Description of the task
Search the records below for the word "JSON". Pull out each line that has it.

-- Given data follows --

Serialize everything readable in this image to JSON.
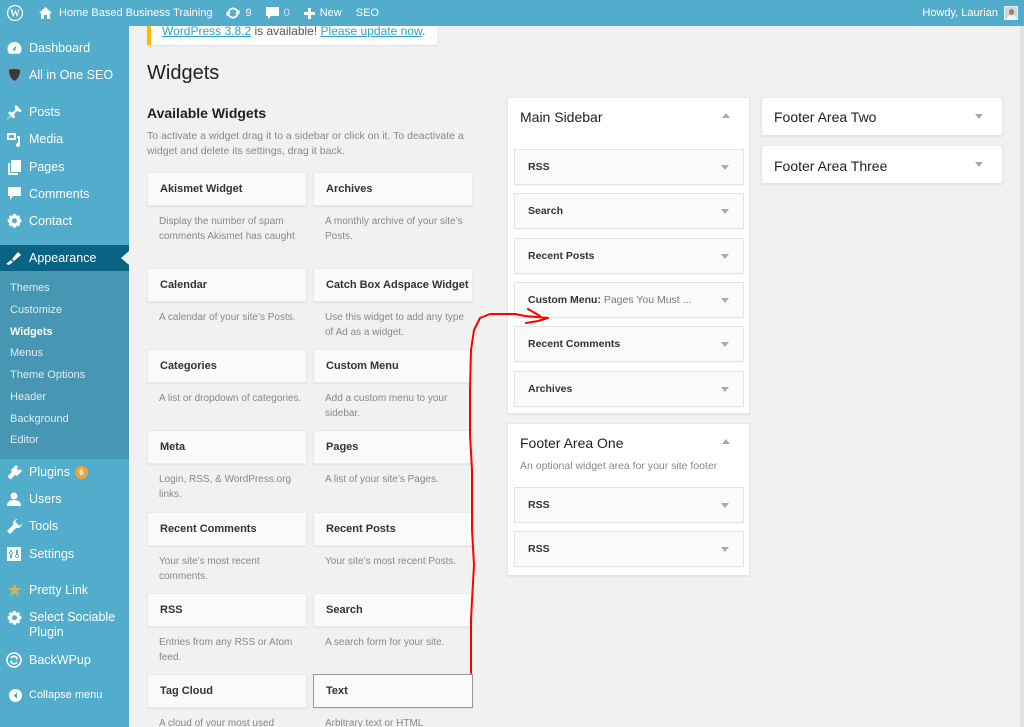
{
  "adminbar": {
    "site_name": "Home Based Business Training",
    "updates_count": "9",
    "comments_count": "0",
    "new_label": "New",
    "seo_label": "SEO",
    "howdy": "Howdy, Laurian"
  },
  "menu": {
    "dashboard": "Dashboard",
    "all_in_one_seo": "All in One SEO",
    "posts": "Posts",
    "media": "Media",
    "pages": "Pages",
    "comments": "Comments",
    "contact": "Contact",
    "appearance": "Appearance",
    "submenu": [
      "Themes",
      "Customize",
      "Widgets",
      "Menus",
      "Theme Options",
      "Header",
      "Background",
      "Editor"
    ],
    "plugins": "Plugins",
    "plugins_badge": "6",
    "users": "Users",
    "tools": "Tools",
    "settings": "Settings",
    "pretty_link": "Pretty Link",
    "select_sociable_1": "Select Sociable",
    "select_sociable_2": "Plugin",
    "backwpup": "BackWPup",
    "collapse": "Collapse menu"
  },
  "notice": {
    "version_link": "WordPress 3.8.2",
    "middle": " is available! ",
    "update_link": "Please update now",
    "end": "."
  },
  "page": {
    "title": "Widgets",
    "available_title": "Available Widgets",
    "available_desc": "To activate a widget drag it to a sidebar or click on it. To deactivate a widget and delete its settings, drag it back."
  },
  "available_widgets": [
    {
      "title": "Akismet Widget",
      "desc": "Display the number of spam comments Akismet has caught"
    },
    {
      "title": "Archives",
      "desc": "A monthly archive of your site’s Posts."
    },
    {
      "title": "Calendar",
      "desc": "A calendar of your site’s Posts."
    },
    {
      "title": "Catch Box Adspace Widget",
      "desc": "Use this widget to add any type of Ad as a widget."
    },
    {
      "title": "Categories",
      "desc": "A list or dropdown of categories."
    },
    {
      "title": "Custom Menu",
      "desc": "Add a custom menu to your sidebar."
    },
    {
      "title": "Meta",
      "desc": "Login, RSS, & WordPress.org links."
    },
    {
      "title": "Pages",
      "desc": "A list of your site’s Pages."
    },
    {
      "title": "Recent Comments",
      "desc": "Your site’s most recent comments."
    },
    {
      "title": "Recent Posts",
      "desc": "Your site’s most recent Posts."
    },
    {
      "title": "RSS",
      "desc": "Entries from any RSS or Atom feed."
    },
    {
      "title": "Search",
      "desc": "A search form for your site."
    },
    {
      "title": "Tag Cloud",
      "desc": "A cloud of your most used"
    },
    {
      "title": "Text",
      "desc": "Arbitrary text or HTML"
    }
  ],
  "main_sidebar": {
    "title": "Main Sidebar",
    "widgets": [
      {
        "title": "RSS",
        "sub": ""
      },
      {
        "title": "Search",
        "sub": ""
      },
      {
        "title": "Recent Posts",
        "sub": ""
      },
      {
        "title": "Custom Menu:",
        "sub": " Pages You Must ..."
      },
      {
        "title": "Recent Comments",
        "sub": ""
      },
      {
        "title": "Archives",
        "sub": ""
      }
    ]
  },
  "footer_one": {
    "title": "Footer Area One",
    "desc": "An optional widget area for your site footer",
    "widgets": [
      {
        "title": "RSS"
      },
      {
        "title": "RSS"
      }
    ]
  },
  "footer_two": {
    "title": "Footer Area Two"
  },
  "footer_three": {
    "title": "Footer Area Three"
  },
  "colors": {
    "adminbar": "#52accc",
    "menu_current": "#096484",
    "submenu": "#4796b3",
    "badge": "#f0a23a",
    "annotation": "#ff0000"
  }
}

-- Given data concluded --
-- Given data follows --

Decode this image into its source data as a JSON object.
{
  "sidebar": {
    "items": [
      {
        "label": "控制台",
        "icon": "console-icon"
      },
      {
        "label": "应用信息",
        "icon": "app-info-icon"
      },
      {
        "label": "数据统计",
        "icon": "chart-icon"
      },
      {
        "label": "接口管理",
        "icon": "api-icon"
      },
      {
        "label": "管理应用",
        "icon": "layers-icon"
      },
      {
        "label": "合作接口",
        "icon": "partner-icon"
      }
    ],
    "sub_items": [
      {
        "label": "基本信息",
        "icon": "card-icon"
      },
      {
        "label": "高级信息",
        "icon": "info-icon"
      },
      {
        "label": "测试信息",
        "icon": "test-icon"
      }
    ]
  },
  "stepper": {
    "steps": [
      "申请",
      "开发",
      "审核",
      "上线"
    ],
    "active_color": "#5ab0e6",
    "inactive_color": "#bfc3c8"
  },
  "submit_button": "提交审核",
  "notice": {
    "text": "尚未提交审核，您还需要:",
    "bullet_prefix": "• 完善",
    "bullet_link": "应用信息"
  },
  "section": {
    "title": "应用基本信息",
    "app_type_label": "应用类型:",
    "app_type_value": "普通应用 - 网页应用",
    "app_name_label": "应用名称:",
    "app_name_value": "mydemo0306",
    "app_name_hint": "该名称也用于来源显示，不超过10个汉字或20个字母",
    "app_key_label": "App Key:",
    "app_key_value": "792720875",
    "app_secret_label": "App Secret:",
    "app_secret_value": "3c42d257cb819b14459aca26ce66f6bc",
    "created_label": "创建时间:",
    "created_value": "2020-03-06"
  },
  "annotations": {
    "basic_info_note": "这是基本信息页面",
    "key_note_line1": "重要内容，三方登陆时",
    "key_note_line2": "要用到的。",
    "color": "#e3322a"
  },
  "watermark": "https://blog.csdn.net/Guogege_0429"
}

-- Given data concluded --
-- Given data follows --

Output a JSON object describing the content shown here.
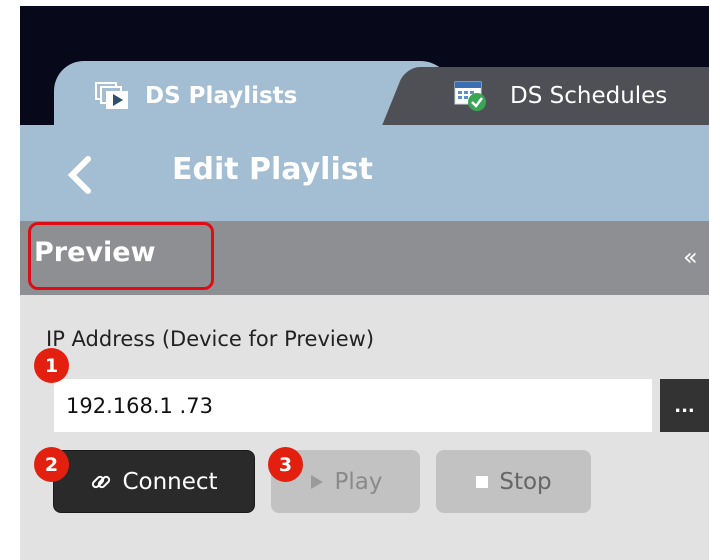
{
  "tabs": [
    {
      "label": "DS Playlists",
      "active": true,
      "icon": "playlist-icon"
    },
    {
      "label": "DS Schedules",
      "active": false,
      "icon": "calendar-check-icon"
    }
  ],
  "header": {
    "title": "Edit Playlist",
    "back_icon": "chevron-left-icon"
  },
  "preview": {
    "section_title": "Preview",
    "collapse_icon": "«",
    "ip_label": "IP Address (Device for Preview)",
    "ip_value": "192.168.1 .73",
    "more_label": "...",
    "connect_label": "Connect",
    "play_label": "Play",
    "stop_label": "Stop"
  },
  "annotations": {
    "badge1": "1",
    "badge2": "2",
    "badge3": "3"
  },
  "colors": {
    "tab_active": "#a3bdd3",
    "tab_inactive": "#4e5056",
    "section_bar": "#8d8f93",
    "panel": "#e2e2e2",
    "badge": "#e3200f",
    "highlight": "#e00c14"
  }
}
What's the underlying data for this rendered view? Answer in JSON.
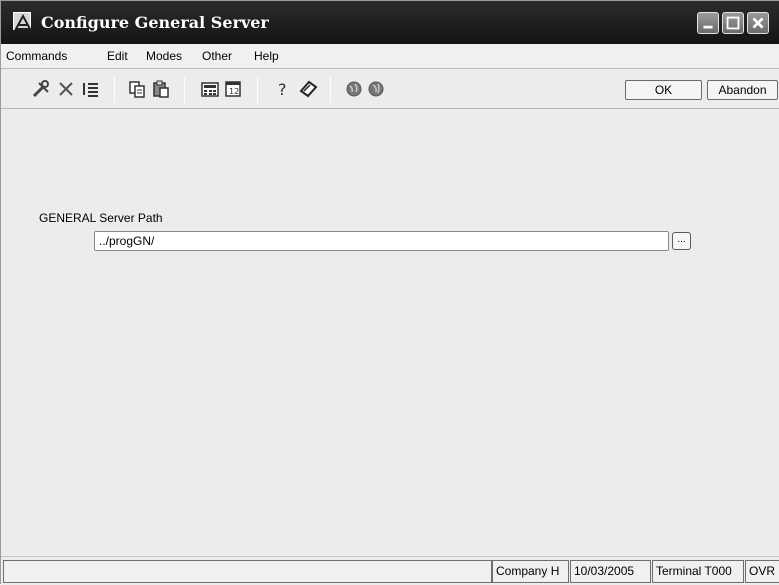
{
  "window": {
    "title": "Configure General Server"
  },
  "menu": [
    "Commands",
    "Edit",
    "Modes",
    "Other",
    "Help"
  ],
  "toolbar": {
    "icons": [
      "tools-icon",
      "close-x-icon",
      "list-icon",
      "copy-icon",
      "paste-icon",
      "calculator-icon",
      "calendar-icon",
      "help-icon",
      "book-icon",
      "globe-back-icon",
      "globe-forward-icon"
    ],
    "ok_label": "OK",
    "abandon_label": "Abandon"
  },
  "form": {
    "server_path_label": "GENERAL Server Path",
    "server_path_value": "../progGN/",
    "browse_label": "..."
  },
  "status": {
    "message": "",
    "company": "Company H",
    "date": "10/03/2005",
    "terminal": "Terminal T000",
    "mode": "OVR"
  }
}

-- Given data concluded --

Your solution
Serialize everything readable in this image to JSON.
Decode this image into its source data as a JSON object.
Output a JSON object describing the content shown here.
What's the underlying data for this rendered view? Answer in JSON.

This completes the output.